* [Web page and app entries]:
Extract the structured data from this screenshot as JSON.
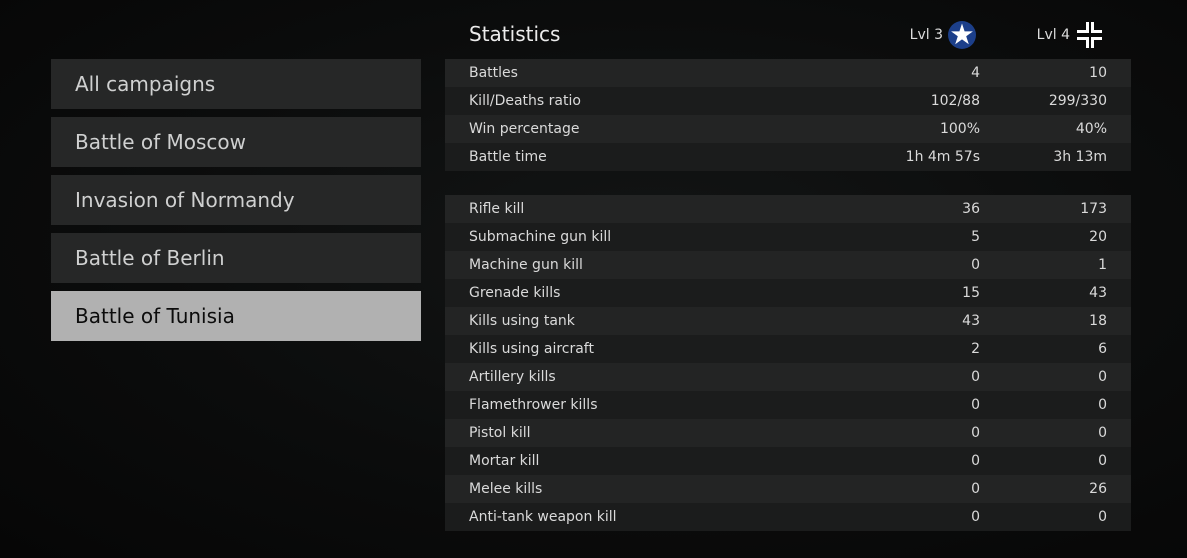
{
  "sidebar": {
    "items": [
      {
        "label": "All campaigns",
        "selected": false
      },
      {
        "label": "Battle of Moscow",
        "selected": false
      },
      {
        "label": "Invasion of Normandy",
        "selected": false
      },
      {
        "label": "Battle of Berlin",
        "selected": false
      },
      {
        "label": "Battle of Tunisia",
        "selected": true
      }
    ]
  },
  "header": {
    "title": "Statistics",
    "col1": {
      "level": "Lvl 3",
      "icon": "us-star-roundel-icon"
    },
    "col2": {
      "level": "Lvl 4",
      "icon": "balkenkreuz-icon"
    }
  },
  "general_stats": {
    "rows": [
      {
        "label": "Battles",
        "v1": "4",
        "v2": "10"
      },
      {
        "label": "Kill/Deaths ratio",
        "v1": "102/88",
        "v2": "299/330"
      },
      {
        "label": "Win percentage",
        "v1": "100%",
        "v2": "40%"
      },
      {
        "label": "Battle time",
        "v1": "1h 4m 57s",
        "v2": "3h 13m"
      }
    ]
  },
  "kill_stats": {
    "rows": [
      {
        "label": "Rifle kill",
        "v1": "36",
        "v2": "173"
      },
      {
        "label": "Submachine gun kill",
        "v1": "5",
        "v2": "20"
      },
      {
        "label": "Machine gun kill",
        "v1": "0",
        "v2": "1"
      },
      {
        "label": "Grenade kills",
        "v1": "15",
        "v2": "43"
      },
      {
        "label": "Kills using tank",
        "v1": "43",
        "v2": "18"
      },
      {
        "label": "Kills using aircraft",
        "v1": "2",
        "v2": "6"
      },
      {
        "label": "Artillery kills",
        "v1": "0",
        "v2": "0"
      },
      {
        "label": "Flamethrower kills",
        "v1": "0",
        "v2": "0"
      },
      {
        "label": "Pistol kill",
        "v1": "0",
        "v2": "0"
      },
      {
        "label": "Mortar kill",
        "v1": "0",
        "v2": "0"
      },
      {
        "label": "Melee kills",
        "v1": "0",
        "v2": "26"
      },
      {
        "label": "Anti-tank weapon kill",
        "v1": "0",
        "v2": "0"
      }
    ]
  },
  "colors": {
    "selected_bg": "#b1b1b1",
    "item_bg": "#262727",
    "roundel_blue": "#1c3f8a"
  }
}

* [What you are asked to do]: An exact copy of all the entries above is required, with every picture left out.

* [Solution to the problem]:
Extract the structured data from this screenshot as JSON.
{
  "sidebar": {
    "items": [
      {
        "label": "All campaigns",
        "selected": false
      },
      {
        "label": "Battle of Moscow",
        "selected": false
      },
      {
        "label": "Invasion of Normandy",
        "selected": false
      },
      {
        "label": "Battle of Berlin",
        "selected": false
      },
      {
        "label": "Battle of Tunisia",
        "selected": true
      }
    ]
  },
  "header": {
    "title": "Statistics",
    "col1": {
      "level": "Lvl 3",
      "icon": "us-star-roundel-icon"
    },
    "col2": {
      "level": "Lvl 4",
      "icon": "balkenkreuz-icon"
    }
  },
  "general_stats": {
    "rows": [
      {
        "label": "Battles",
        "v1": "4",
        "v2": "10"
      },
      {
        "label": "Kill/Deaths ratio",
        "v1": "102/88",
        "v2": "299/330"
      },
      {
        "label": "Win percentage",
        "v1": "100%",
        "v2": "40%"
      },
      {
        "label": "Battle time",
        "v1": "1h 4m 57s",
        "v2": "3h 13m"
      }
    ]
  },
  "kill_stats": {
    "rows": [
      {
        "label": "Rifle kill",
        "v1": "36",
        "v2": "173"
      },
      {
        "label": "Submachine gun kill",
        "v1": "5",
        "v2": "20"
      },
      {
        "label": "Machine gun kill",
        "v1": "0",
        "v2": "1"
      },
      {
        "label": "Grenade kills",
        "v1": "15",
        "v2": "43"
      },
      {
        "label": "Kills using tank",
        "v1": "43",
        "v2": "18"
      },
      {
        "label": "Kills using aircraft",
        "v1": "2",
        "v2": "6"
      },
      {
        "label": "Artillery kills",
        "v1": "0",
        "v2": "0"
      },
      {
        "label": "Flamethrower kills",
        "v1": "0",
        "v2": "0"
      },
      {
        "label": "Pistol kill",
        "v1": "0",
        "v2": "0"
      },
      {
        "label": "Mortar kill",
        "v1": "0",
        "v2": "0"
      },
      {
        "label": "Melee kills",
        "v1": "0",
        "v2": "26"
      },
      {
        "label": "Anti-tank weapon kill",
        "v1": "0",
        "v2": "0"
      }
    ]
  },
  "colors": {
    "selected_bg": "#b1b1b1",
    "item_bg": "#262727",
    "roundel_blue": "#1c3f8a"
  }
}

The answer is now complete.